But first I would note that the mere drafting of this law (largely a result of WTO accession negotiations) exposes the Chinese people (in government as in business) to the concepts it embraces, even if only nominally. It has brought massive foreign attention, and I doubt any other domestic law in any other country has ever been drafted with so much foreign input and attention (maybe some in Iraq). There will be some enforcement (as you say -- law can be a powerful tool), and at some point folks will start to investigate and question how it is being enforced. Eventually the government may be hoist to its own petard, forced to use this law in ways not intended when it was passed as mere "window dressing."
Second -- there are different levels of government, even in China and, more importantly, different levels of rivalry among governors. A tool as powerful as this (in earlier incarnations at least -- I'm not sure about this draft -- some violations were capital offenses, perhaps not surprisingly in China) that can be wielded by levels of governments against each other (say to rein in some "unauthorized" corruption in the provinces) or by rivals against each other, will undoubtedly be used. And, again, eventually the concepts it embraces and the fact of its enforcement may become "internalized" (in Koh's word).
Or maybe not. As I said (and as your comment stresses) there's good reason to be pessimistic.
3. Posted by Ann on November 12, 2005 @ 11:02 | Permalink
I agree with you that there's some hope that things will gradually change (if they don't collapse or explode first). Your point on the different levels of government is good.
I'm just concerned that Americans in general don't appreciate how different China is, and that they focus too much on the window-dressing. I can remember when China announced their policy on eugenics (forced sterilization of those with characteristics deemed undersirable, left to the discretion of local officials who had quotas to fill). When there was a big outcry, they simply changed the (English) name of the policy to something like 'mother and child health policy', and foreigners were happy again.
This is a culture that prides itself on having changed little in the last millenium or so, and yet Americans are quick to read huge permanent shifts into every announcement they make.

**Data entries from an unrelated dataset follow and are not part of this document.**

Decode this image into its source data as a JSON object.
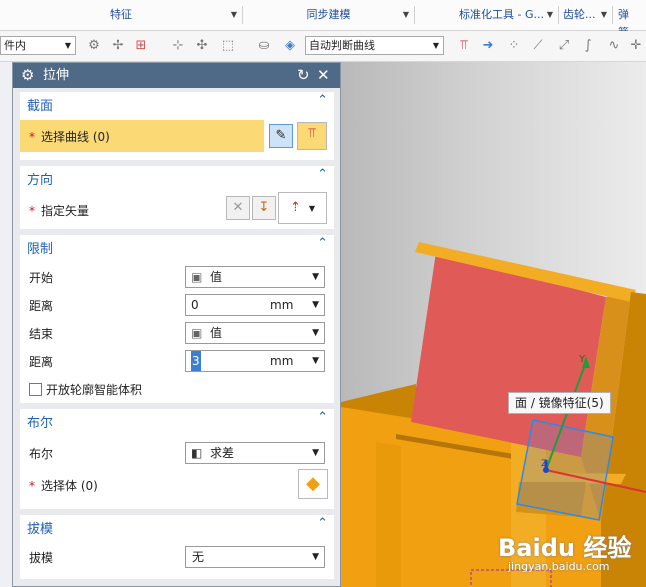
{
  "ribbon": {
    "groups": [
      {
        "label": "特征",
        "has_dropdown": true
      },
      {
        "label": "同步建模",
        "has_dropdown": true
      },
      {
        "label": "标准化工具 - G...",
        "has_dropdown": true
      },
      {
        "label": "齿轮...",
        "has_dropdown": true
      },
      {
        "label": "弹簧...",
        "has_dropdown": false
      }
    ]
  },
  "toolbar": {
    "filter_combo": "件内",
    "curve_rule_combo": "自动判断曲线"
  },
  "dialog": {
    "title": "拉伸",
    "sections": {
      "section": {
        "title": "截面",
        "select_curve_label": "选择曲线 (0)"
      },
      "direction": {
        "title": "方向",
        "specify_vector_label": "指定矢量"
      },
      "limits": {
        "title": "限制",
        "start_label": "开始",
        "start_value": "值",
        "start_distance_label": "距离",
        "start_distance": "0",
        "start_unit": "mm",
        "end_label": "结束",
        "end_value": "值",
        "end_distance_label": "距离",
        "end_distance": "3",
        "end_unit": "mm",
        "open_profile_label": "开放轮廓智能体积"
      },
      "boolean": {
        "title": "布尔",
        "boolean_label": "布尔",
        "boolean_value": "求差",
        "select_body_label": "选择体 (0)"
      },
      "draft": {
        "title": "拔模",
        "draft_label": "拔模",
        "draft_value": "无"
      }
    }
  },
  "viewport": {
    "tooltip": "面 / 镜像特征(5)",
    "axis_y_label": "Y",
    "axis_z_label": "Z"
  },
  "watermark": {
    "brand": "Baidu 经验",
    "url": "jingyan.baidu.com"
  },
  "colors": {
    "model_orange": "#f0a010",
    "model_face_red": "#e05a58",
    "accent_blue": "#1f62b7",
    "title_bar": "#4e6a86",
    "selection_yellow": "#fbd975"
  }
}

Their constitution guarantees democracy, so it's not new for there to be a difference between law and practice in the "People's Republic".